Parisians is built around 20 true stories that reflect the Paris of their respective periods, yet also help form the city's broader historical tissue. The tales span from 1750 to the present day, and feature historical figures such as Napoleon, Hitler, Charles de Gaulle, Sartre and Nicolas Sarkozy. But the main actors are the diverse, often obscure, bohemians, revolutionaries, artists, criminals, spies, bureaucrats, merchants and laborers who drove Paris forward over the centuries — a mob from which Robb artfully selects to illustrate the city's story.

Architect Charles-Axel Guillaumot's achievement of preventing much of Paris from vanishing into myriad sinkholes in 1774 acts as a counterpoint to the revolutionaries, rioters and zero-sum planners who regularly destroyed great swaths of the capital throughout history. Indeed, the Parisian propensity for violence and devastation has long proved a challenge for historians trying to record the evolution of the city's urban creativity and human development.

"That's one reason I decided to write up real stories about evocative people and events capable of serving as a composite image of Paris and its past," Robb explains. "I wanted to create a wider narrative by examining specific stories from Paris' history that could inform and entertain — and irritate academic historians."

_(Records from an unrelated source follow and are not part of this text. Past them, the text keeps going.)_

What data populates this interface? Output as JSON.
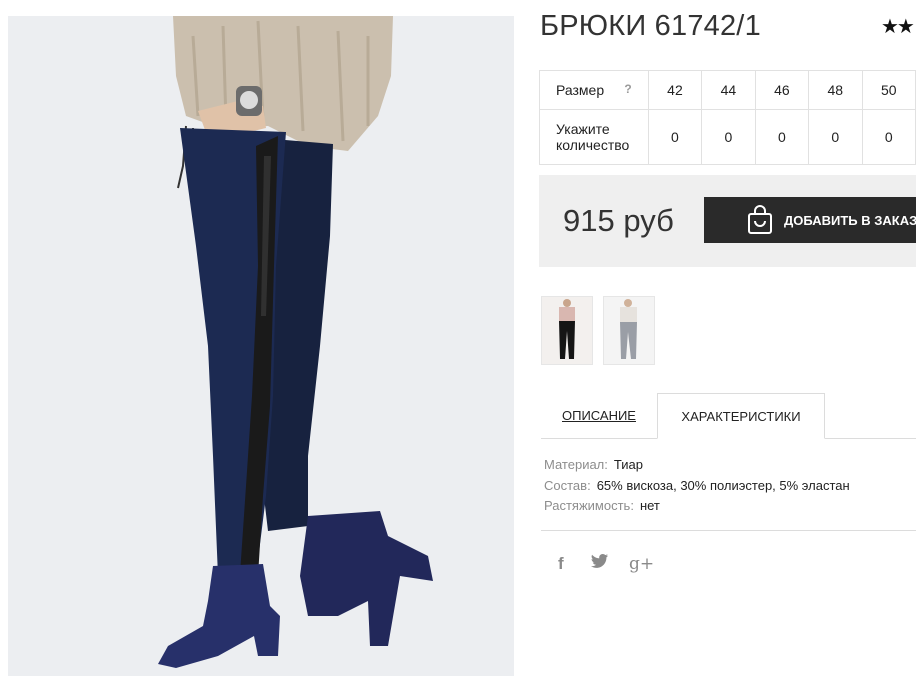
{
  "product": {
    "title": "БРЮКИ 61742/1",
    "rating_stars": "★★"
  },
  "sizes_table": {
    "size_label": "Размер",
    "help_mark": "?",
    "qty_label_line1": "Укажите",
    "qty_label_line2": "количество",
    "sizes": [
      "42",
      "44",
      "46",
      "48",
      "50"
    ],
    "quantities": [
      "0",
      "0",
      "0",
      "0",
      "0"
    ]
  },
  "purchase": {
    "price": "915 руб",
    "add_button_label": "ДОБАВИТЬ В ЗАКАЗ"
  },
  "tabs": {
    "description": "ОПИСАНИЕ",
    "characteristics": "ХАРАКТЕРИСТИКИ"
  },
  "specs": [
    {
      "key": "Материал:",
      "value": "Тиар"
    },
    {
      "key": "Состав:",
      "value": "65% вискоза, 30% полиэстер, 5% эластан"
    },
    {
      "key": "Растяжимость:",
      "value": "нет"
    }
  ],
  "social": {
    "facebook": "f",
    "twitter": "🐦",
    "googleplus": "g+"
  },
  "colors": {
    "pants": "#1c2a52",
    "stripe": "#1a1a1a",
    "sweater": "#cbbfae",
    "button_bg": "#2a2a2a",
    "price_bg": "#efefef"
  },
  "icons": [
    "bag-icon",
    "facebook-icon",
    "twitter-icon",
    "google-plus-icon"
  ]
}
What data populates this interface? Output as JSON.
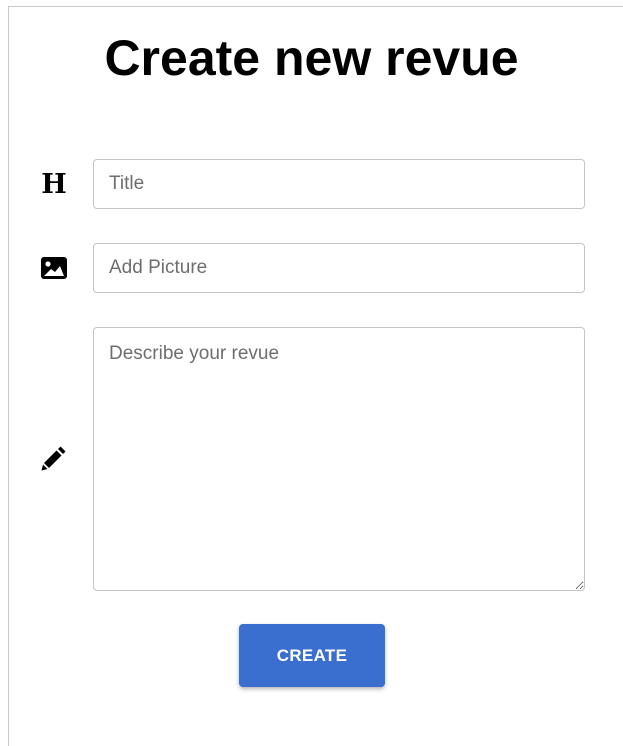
{
  "page": {
    "title": "Create new revue"
  },
  "form": {
    "title_field": {
      "icon": "heading-icon",
      "icon_glyph": "H",
      "placeholder": "Title",
      "value": ""
    },
    "picture_field": {
      "icon": "image-icon",
      "placeholder": "Add Picture",
      "value": ""
    },
    "description_field": {
      "icon": "pencil-icon",
      "placeholder": "Describe your revue",
      "value": ""
    },
    "submit": {
      "label": "CREATE"
    }
  },
  "colors": {
    "button_bg": "#3a6fd0",
    "button_text": "#ffffff",
    "field_border": "#c4c4c4"
  }
}
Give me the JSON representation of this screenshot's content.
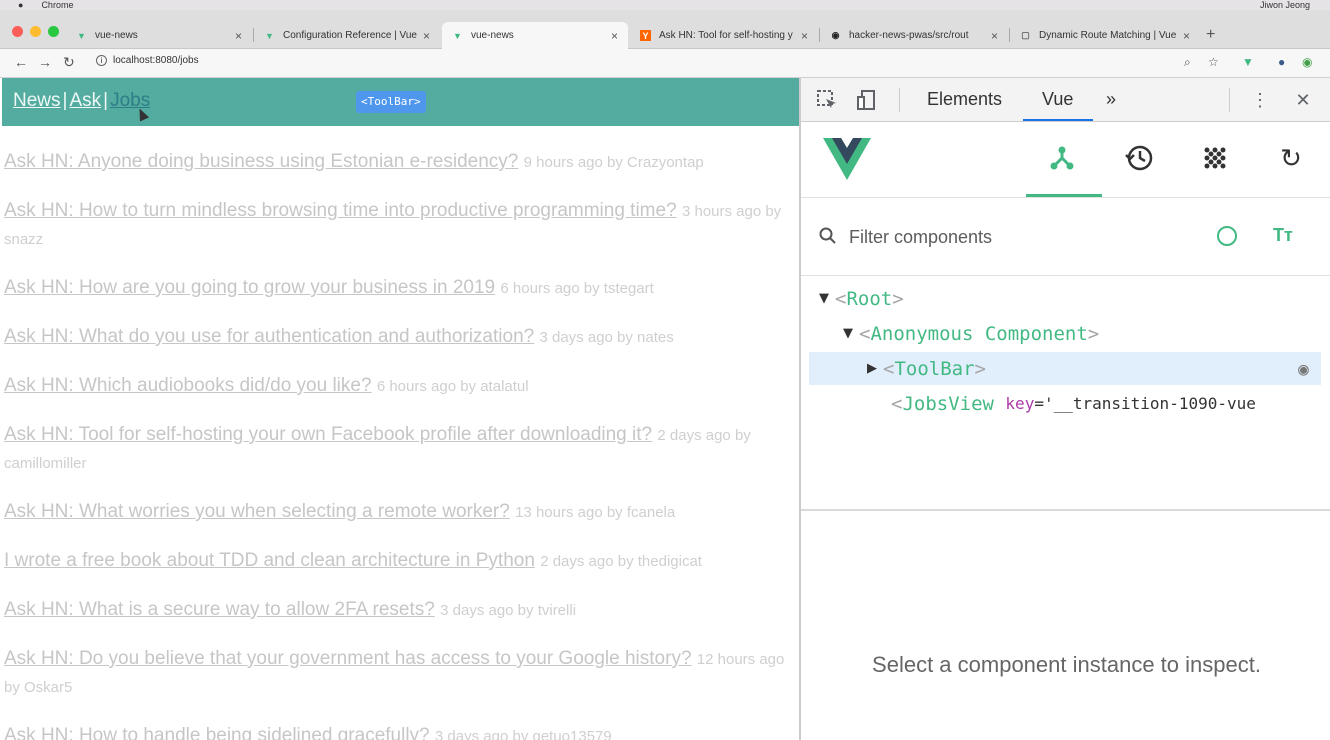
{
  "menubar": {
    "app": "Chrome",
    "right": "Jiwon Jeong"
  },
  "tabs": [
    {
      "title": "vue-news",
      "fav": "V",
      "favcolor": "#42b983"
    },
    {
      "title": "Configuration Reference | Vue",
      "fav": "V",
      "favcolor": "#42b983"
    },
    {
      "title": "vue-news",
      "fav": "V",
      "favcolor": "#42b983"
    },
    {
      "title": "Ask HN: Tool for self-hosting y",
      "fav": "Y",
      "favcolor": "#ff6600"
    },
    {
      "title": "hacker-news-pwas/src/rout",
      "fav": "◉",
      "favcolor": "#222222"
    },
    {
      "title": "Dynamic Route Matching | Vue",
      "fav": "▢",
      "favcolor": "#666666"
    }
  ],
  "address": {
    "url": "localhost:8080/jobs"
  },
  "toolbar": {
    "links": [
      "News",
      "Ask",
      "Jobs"
    ],
    "separator": "|",
    "badge": "<ToolBar>"
  },
  "jobs": [
    {
      "title": "Ask HN: Anyone doing business using Estonian e-residency?",
      "meta": "9 hours ago by Crazyontap"
    },
    {
      "title": "Ask HN: How to turn mindless browsing time into productive programming time?",
      "meta": "3 hours ago by snazz"
    },
    {
      "title": "Ask HN: How are you going to grow your business in 2019",
      "meta": "6 hours ago by tstegart"
    },
    {
      "title": "Ask HN: What do you use for authentication and authorization?",
      "meta": "3 days ago by nates"
    },
    {
      "title": "Ask HN: Which audiobooks did/do you like?",
      "meta": "6 hours ago by atalatul"
    },
    {
      "title": "Ask HN: Tool for self-hosting your own Facebook profile after downloading it?",
      "meta": "2 days ago by camillomiller"
    },
    {
      "title": "Ask HN: What worries you when selecting a remote worker?",
      "meta": "13 hours ago by fcanela"
    },
    {
      "title": "I wrote a free book about TDD and clean architecture in Python",
      "meta": "2 days ago by thedigicat"
    },
    {
      "title": "Ask HN: What is a secure way to allow 2FA resets?",
      "meta": "3 days ago by tvirelli"
    },
    {
      "title": "Ask HN: Do you believe that your government has access to your Google history?",
      "meta": "12 hours ago by Oskar5"
    },
    {
      "title": "Ask HN: How to handle being sidelined gracefully?",
      "meta": "3 days ago by qetuo13579"
    }
  ],
  "devtools": {
    "tabs": [
      "Elements",
      "Vue"
    ],
    "more": "»",
    "filter_placeholder": "Filter components",
    "tree": {
      "root": "Root",
      "anon": "Anonymous Component",
      "toolbar": "ToolBar",
      "jobsview": "JobsView",
      "jobsview_attr": "key",
      "jobsview_val": "='__transition-1090-vue"
    },
    "open_bracket": "<",
    "close_bracket": ">",
    "inspect_message": "Select a component instance to inspect."
  }
}
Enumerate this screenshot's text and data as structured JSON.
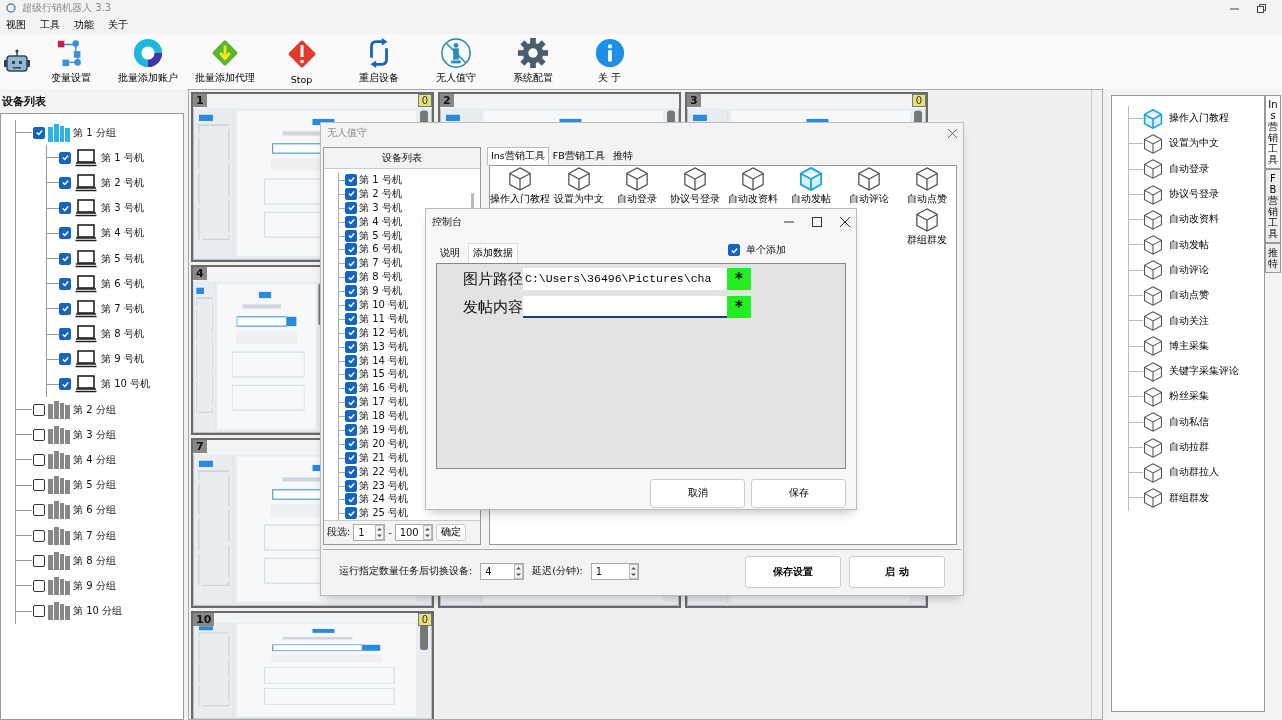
{
  "window": {
    "title": "超级行销机器人 3.3"
  },
  "menu": [
    "视图",
    "工具",
    "功能",
    "关于"
  ],
  "toolbar": [
    {
      "kind": "robot"
    },
    {
      "kind": "variables",
      "label": "变量设置"
    },
    {
      "kind": "accounts",
      "label": "批量添加账户"
    },
    {
      "kind": "proxies",
      "label": "批量添加代理"
    },
    {
      "kind": "stop",
      "label": "Stop"
    },
    {
      "kind": "restart",
      "label": "重启设备"
    },
    {
      "kind": "unattended",
      "label": "无人值守"
    },
    {
      "kind": "settings",
      "label": "系统配置"
    },
    {
      "kind": "about",
      "label": "关 于"
    }
  ],
  "device_panel": {
    "title": "设备列表",
    "groups": [
      {
        "label": "第 1 分组",
        "checked": true,
        "children": [
          {
            "label": "第 1 号机",
            "checked": true
          },
          {
            "label": "第 2 号机",
            "checked": true
          },
          {
            "label": "第 3 号机",
            "checked": true
          },
          {
            "label": "第 4 号机",
            "checked": true
          },
          {
            "label": "第 5 号机",
            "checked": true
          },
          {
            "label": "第 6 号机",
            "checked": true
          },
          {
            "label": "第 7 号机",
            "checked": true
          },
          {
            "label": "第 8 号机",
            "checked": true
          },
          {
            "label": "第 9 号机",
            "checked": true
          },
          {
            "label": "第 10 号机",
            "checked": true
          }
        ]
      },
      {
        "label": "第 2 分组",
        "checked": false
      },
      {
        "label": "第 3 分组",
        "checked": false
      },
      {
        "label": "第 4 分组",
        "checked": false
      },
      {
        "label": "第 5 分组",
        "checked": false
      },
      {
        "label": "第 6 分组",
        "checked": false
      },
      {
        "label": "第 7 分组",
        "checked": false
      },
      {
        "label": "第 8 分组",
        "checked": false
      },
      {
        "label": "第 9 分组",
        "checked": false
      },
      {
        "label": "第 10 分组",
        "checked": false
      }
    ]
  },
  "screens": [
    {
      "kind": "picture",
      "number": "1",
      "badge": "0"
    },
    {
      "kind": "picture",
      "number": "2"
    },
    {
      "kind": "picture",
      "number": "3",
      "badge": "0"
    },
    {
      "kind": "picture",
      "number": "4"
    },
    {
      "kind": "covered"
    },
    {
      "kind": "covered"
    },
    {
      "kind": "picture",
      "number": "7"
    },
    {
      "kind": "picture"
    },
    {
      "kind": "picture"
    },
    {
      "kind": "picture",
      "number": "10",
      "badge": "0"
    }
  ],
  "tools_panel": {
    "tabs": [
      {
        "label": "Ins营销工具",
        "selected": true
      },
      {
        "label": "FB营销工具",
        "selected": false
      },
      {
        "label": "推特",
        "selected": false
      }
    ],
    "items": [
      {
        "label": "操作入门教程",
        "selected": true
      },
      {
        "label": "设置为中文",
        "selected": false
      },
      {
        "label": "自动登录",
        "selected": false
      },
      {
        "label": "协议号登录",
        "selected": false
      },
      {
        "label": "自动改资料",
        "selected": false
      },
      {
        "label": "自动发帖",
        "selected": false
      },
      {
        "label": "自动评论",
        "selected": false
      },
      {
        "label": "自动点赞",
        "selected": false
      },
      {
        "label": "自动关注",
        "selected": false
      },
      {
        "label": "博主采集",
        "selected": false
      },
      {
        "label": "关键字采集评论",
        "selected": false
      },
      {
        "label": "粉丝采集",
        "selected": false
      },
      {
        "label": "自动私信",
        "selected": false
      },
      {
        "label": "自动拉群",
        "selected": false
      },
      {
        "label": "自动群拉人",
        "selected": false
      },
      {
        "label": "群组群发",
        "selected": false
      }
    ]
  },
  "unattended_dialog": {
    "title": "无人值守",
    "list_title": "设备列表",
    "devices": [
      {
        "label": "第 1 号机",
        "checked": true
      },
      {
        "label": "第 2 号机",
        "checked": true
      },
      {
        "label": "第 3 号机",
        "checked": true
      },
      {
        "label": "第 4 号机",
        "checked": true
      },
      {
        "label": "第 5 号机",
        "checked": true
      },
      {
        "label": "第 6 号机",
        "checked": true
      },
      {
        "label": "第 7 号机",
        "checked": true
      },
      {
        "label": "第 8 号机",
        "checked": true
      },
      {
        "label": "第 9 号机",
        "checked": true
      },
      {
        "label": "第 10 号机",
        "checked": true
      },
      {
        "label": "第 11 号机",
        "checked": true
      },
      {
        "label": "第 12 号机",
        "checked": true
      },
      {
        "label": "第 13 号机",
        "checked": true
      },
      {
        "label": "第 14 号机",
        "checked": true
      },
      {
        "label": "第 15 号机",
        "checked": true
      },
      {
        "label": "第 16 号机",
        "checked": true
      },
      {
        "label": "第 17 号机",
        "checked": true
      },
      {
        "label": "第 18 号机",
        "checked": true
      },
      {
        "label": "第 19 号机",
        "checked": true
      },
      {
        "label": "第 20 号机",
        "checked": true
      },
      {
        "label": "第 21 号机",
        "checked": true
      },
      {
        "label": "第 22 号机",
        "checked": true
      },
      {
        "label": "第 23 号机",
        "checked": true
      },
      {
        "label": "第 24 号机",
        "checked": true
      },
      {
        "label": "第 25 号机",
        "checked": true
      }
    ],
    "range": {
      "label": "段选:",
      "from": "1",
      "separator": "-",
      "to": "100",
      "button": "确定"
    },
    "tabs": [
      {
        "label": "Ins营销工具",
        "selected": true
      },
      {
        "label": "FB营销工具",
        "selected": false
      },
      {
        "label": "推特",
        "selected": false
      }
    ],
    "tools": [
      {
        "label": "操作入门教程",
        "selected": false
      },
      {
        "label": "设置为中文",
        "selected": false
      },
      {
        "label": "自动登录",
        "selected": false
      },
      {
        "label": "协议号登录",
        "selected": false
      },
      {
        "label": "自动改资料",
        "selected": false
      },
      {
        "label": "自动发帖",
        "selected": true
      },
      {
        "label": "自动评论",
        "selected": false
      },
      {
        "label": "自动点赞",
        "selected": false
      },
      {
        "label": "群组群发",
        "selected": false
      }
    ],
    "switch_label": "运行指定数量任务后切换设备:",
    "switch_value": "4",
    "delay_label": "延迟(分钟):",
    "delay_value": "1",
    "buttons": [
      "保存设置",
      "启 动"
    ]
  },
  "console_dialog": {
    "title": "控制台",
    "tabs": [
      {
        "label": "说明",
        "selected": false
      },
      {
        "label": "添加数据",
        "selected": true
      }
    ],
    "single_add": {
      "label": "单个添加",
      "checked": true
    },
    "fields": [
      {
        "label": "图片路径",
        "value": "C:\\Users\\36496\\Pictures\\cha",
        "marker": "*",
        "focused": false
      },
      {
        "label": "发帖内容",
        "marker": "*",
        "focused": true
      }
    ],
    "buttons": [
      "取消",
      "保存"
    ]
  }
}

Robb's flair for detail, engaging style and snappy cadence often give Parisians the feel of a novel. But the book is the product of intensive research using historical records, memoirs and studies. As a result, Robb creates a you-are-there sense of closeness to events that at times seems hard to believe. At one point, Baron Georges-Eugène Haussmann explains that while his grand reconstruction of Paris was outwardly motivated by imperial exigencies of urban greatness, it was also partly aimed at facilitating life for philandering officials like himself — "lovers who also have families and jobs" they need to be able to commute between rapidly. (His other priority: ridding the city of the open sewers that always mucked up his boots.) A chapter on Henry Murger, author of Scenes from a Bohemian Life, is full of detail on how bustling, treacherous, mightily malodorous and simply hard life was during the Belle Epoque — especially for those like himself who frequently "died of diseases known collectively as a lack of money." Robb's most astounding tale, however, recounts the story of the man who inspired Alexander Dumas' The Count of Monte Cristo — and the equally improbable way his real biography morphed into a work of fiction.

Other vignettes find young Napoleon losing his virginity to a Parisian hooker, Hitler's giddy early-morning tour of fallen Paris and the May 1968 student uprising being downgraded to a politically self-defeating protest by bourgeois youths. Robb also documents how Paris for centuries loathed and feared the same suburban areas whose housing projects erupted in rioting in 2005, as their residents raged against their exclusion from affluent Parisian society.

That violence, Robb notes, was something Parisians themselves recognized as "practically a specialty of Paris." Just as he did in his earlier book, Robb in Parisians again reveals that much of Paris' history — and character — is rooted in division and diversity.